WHAT YOU NEED TO DO ::
A single number is wanted: how many lines of the records below contain the word "avatar".

LISTED ENTRIES ::
■ ■ ■ ■

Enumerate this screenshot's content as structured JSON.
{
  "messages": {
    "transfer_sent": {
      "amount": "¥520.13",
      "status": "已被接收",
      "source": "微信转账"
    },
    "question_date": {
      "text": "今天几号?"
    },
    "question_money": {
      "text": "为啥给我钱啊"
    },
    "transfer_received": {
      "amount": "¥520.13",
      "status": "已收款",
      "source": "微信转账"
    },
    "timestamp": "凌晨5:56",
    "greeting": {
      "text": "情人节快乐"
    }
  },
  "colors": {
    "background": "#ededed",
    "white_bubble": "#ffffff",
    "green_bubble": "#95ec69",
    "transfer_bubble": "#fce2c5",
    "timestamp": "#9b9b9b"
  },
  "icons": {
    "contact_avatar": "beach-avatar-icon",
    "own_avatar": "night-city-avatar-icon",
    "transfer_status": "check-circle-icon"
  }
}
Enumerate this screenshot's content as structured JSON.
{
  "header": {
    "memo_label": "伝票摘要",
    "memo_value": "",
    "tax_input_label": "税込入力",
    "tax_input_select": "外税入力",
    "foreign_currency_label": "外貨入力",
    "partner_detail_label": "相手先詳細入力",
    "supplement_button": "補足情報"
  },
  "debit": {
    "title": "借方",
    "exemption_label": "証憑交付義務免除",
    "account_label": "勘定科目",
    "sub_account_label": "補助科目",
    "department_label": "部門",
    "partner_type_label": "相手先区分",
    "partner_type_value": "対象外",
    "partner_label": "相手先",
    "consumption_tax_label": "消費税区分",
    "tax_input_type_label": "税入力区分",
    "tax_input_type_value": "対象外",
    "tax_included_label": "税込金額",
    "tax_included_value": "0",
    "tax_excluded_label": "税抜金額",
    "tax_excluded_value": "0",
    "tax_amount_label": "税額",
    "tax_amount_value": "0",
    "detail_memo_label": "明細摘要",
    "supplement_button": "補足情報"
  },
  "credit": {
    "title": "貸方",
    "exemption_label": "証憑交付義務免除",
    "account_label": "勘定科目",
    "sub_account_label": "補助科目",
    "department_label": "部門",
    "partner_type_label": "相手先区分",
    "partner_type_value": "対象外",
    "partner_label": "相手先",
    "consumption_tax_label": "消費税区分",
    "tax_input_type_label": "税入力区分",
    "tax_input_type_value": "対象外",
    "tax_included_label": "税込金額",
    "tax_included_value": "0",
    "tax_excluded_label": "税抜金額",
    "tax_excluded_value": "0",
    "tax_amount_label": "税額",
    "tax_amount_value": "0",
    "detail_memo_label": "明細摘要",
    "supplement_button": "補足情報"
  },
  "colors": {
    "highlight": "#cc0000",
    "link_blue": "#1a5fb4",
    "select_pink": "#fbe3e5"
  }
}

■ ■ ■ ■

OUTPUT ::
2